> [Instructions for the task]: Go through the entries below and copy every line that holds the word "desc".

> [Listed records]:
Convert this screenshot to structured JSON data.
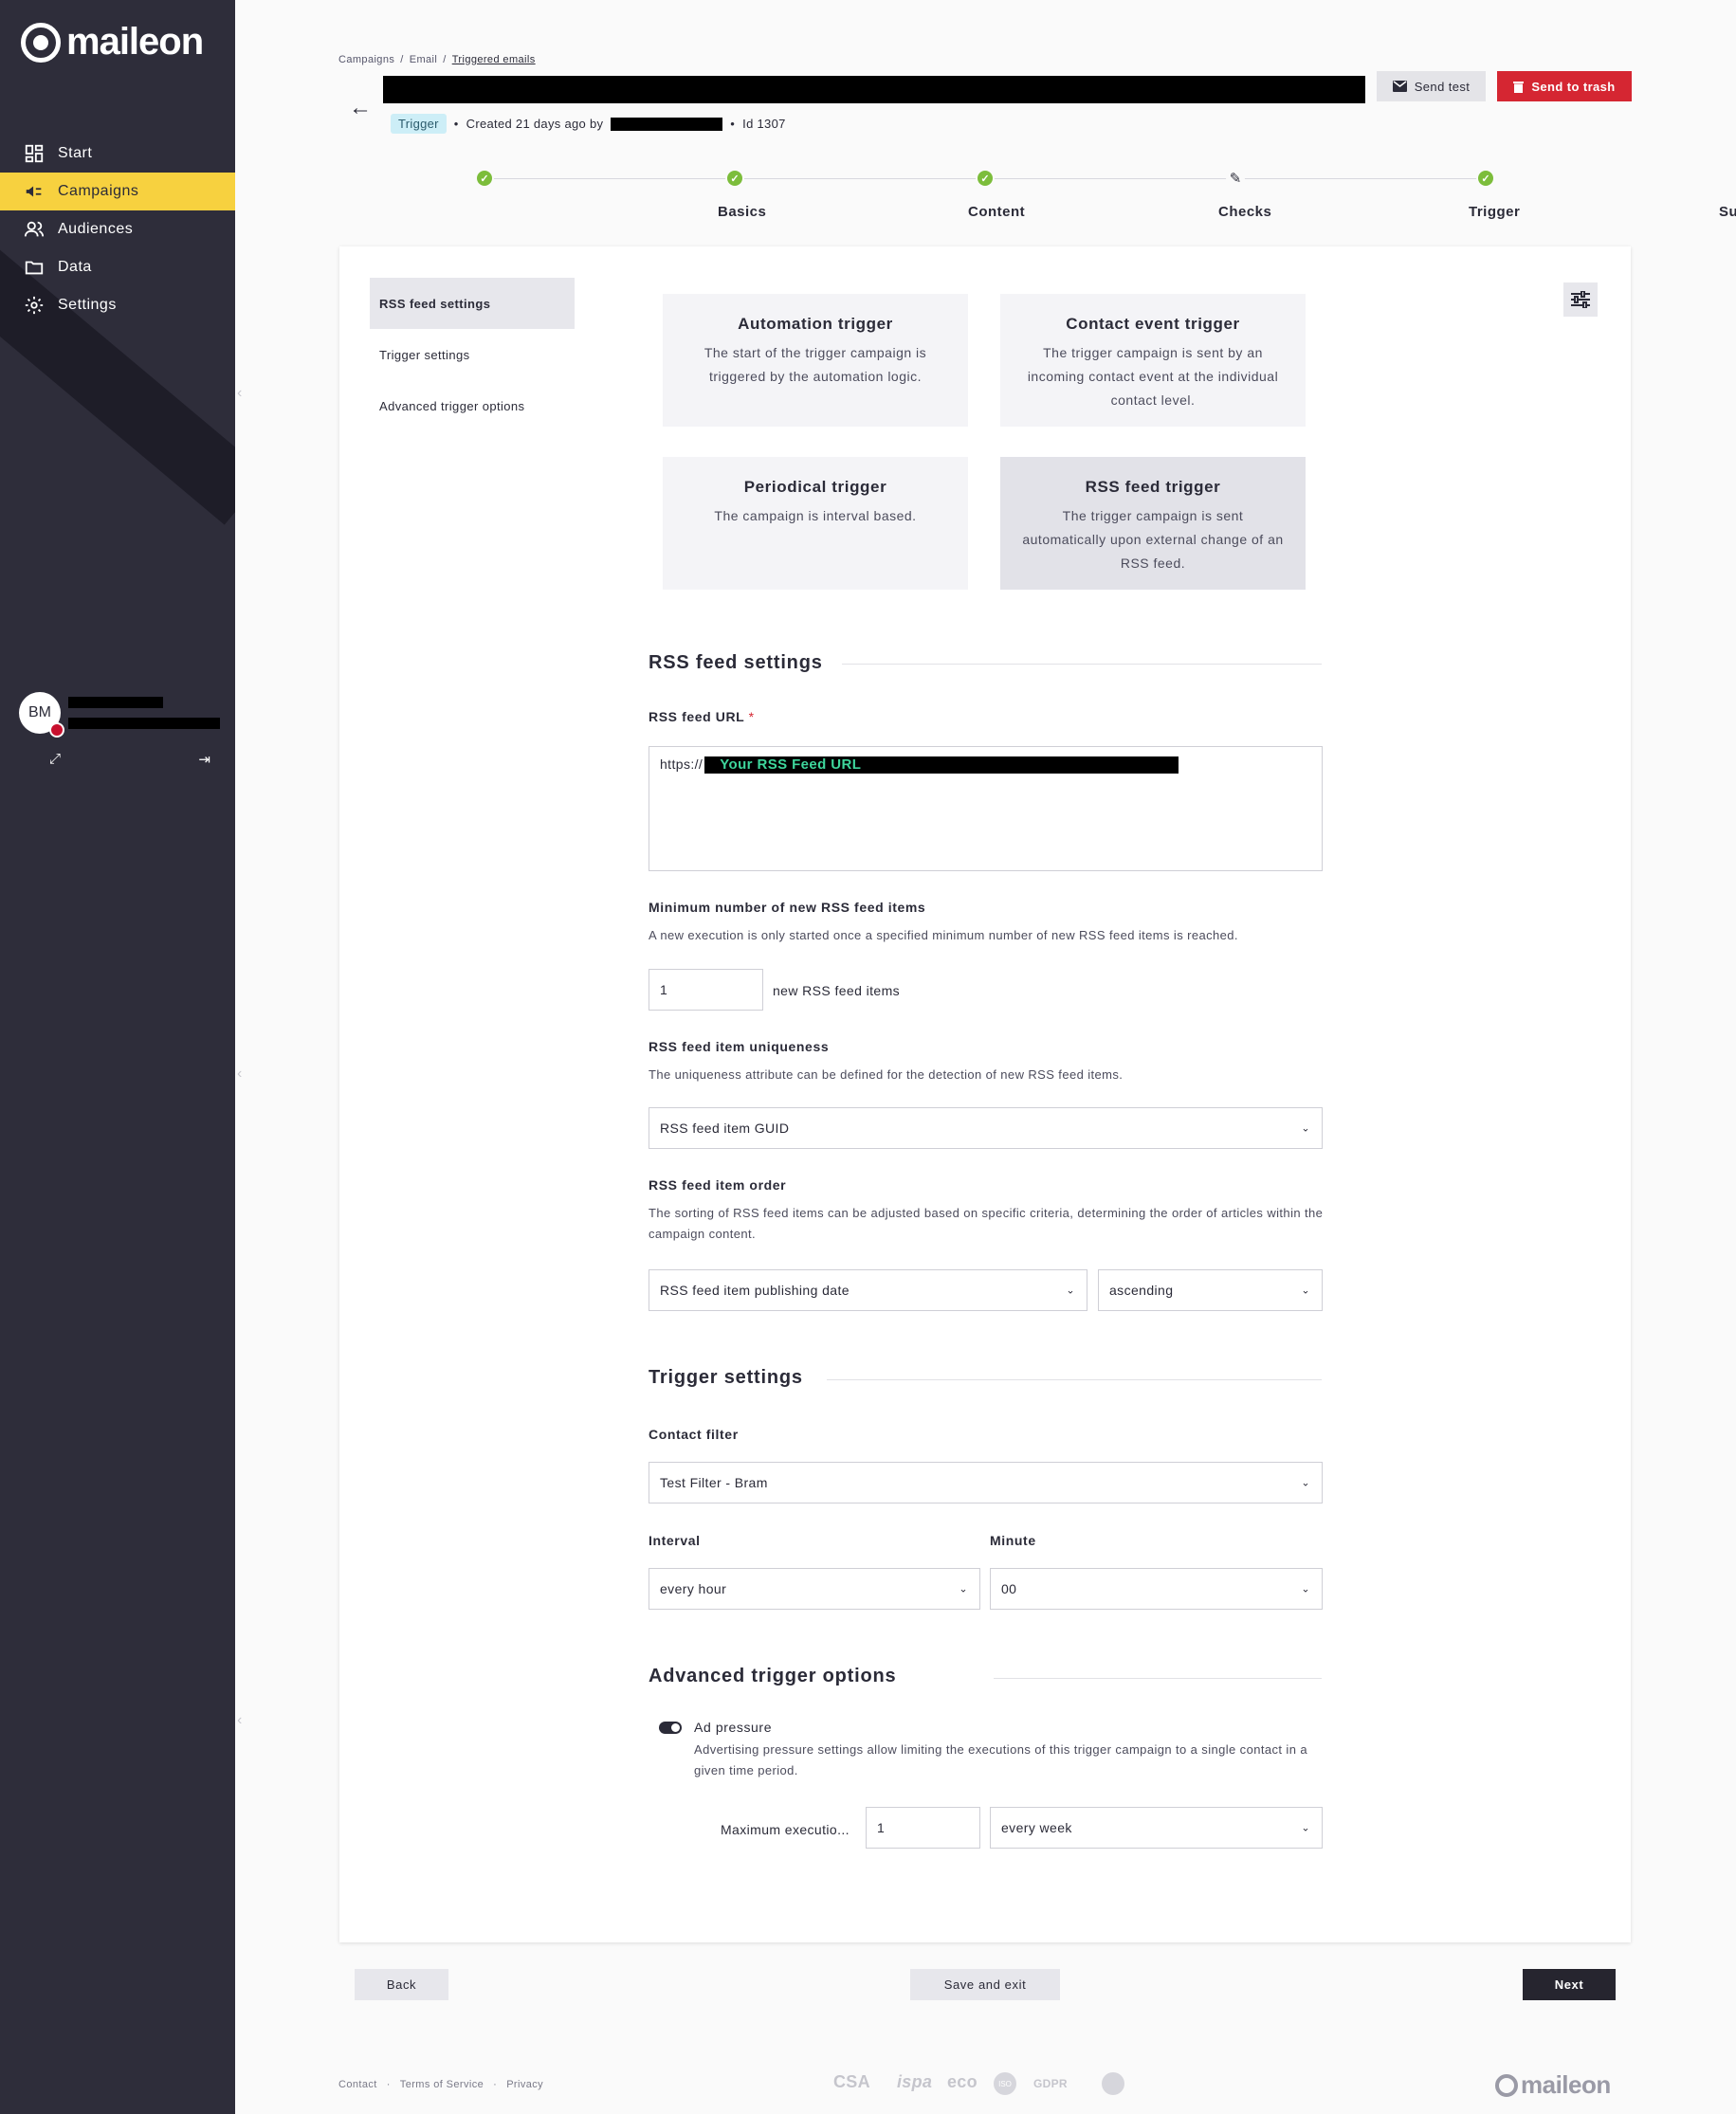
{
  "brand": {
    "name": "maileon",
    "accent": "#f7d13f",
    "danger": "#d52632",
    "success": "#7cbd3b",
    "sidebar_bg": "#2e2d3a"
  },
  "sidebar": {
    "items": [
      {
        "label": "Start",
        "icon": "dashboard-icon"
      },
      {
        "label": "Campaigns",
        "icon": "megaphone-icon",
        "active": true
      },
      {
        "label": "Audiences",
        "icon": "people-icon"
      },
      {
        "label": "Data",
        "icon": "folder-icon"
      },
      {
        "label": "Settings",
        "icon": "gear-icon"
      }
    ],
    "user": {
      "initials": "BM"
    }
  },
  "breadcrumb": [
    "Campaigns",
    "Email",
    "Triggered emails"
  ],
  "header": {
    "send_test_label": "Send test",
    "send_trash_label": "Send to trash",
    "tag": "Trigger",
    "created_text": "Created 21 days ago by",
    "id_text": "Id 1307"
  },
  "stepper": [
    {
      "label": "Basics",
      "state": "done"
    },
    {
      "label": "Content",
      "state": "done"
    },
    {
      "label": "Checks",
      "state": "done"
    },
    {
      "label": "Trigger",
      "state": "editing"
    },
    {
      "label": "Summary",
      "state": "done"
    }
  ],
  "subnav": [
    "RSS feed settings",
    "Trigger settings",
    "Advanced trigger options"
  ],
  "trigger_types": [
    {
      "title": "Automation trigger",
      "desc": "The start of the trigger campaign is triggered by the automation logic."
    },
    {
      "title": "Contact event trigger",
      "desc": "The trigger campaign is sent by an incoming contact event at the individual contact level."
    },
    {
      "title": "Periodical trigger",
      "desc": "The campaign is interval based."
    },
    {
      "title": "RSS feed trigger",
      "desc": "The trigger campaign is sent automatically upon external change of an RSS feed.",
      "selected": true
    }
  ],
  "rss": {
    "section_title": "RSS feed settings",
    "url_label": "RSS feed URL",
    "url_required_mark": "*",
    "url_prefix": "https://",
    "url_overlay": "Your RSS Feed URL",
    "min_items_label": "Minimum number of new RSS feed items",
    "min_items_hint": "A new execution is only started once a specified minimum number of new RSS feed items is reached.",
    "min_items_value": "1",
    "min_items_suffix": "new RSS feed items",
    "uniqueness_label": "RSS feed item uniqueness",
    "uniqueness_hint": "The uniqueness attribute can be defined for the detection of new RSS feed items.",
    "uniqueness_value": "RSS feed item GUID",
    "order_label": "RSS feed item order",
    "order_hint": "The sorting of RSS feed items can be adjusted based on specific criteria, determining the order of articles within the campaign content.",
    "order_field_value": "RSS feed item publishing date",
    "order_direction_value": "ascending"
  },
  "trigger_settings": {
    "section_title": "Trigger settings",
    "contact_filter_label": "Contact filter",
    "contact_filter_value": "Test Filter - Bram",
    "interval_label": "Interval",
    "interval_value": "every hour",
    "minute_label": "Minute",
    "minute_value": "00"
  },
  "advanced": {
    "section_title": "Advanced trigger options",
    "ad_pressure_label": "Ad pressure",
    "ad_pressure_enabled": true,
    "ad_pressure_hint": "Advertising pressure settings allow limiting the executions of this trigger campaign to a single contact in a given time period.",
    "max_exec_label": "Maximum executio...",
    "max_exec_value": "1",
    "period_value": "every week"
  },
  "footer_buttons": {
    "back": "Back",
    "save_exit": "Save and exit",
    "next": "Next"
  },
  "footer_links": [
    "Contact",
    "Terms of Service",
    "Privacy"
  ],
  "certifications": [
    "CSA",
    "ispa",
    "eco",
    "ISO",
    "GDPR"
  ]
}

> [Problem solution]:
      "desc": "The start of the trigger campaign is triggered by the automation logic."
      "desc": "The trigger campaign is sent by an incoming contact event at the individual contact level."
      "desc": "The campaign is interval based."
      "desc": "The trigger campaign is sent automatically upon external change of an RSS feed.",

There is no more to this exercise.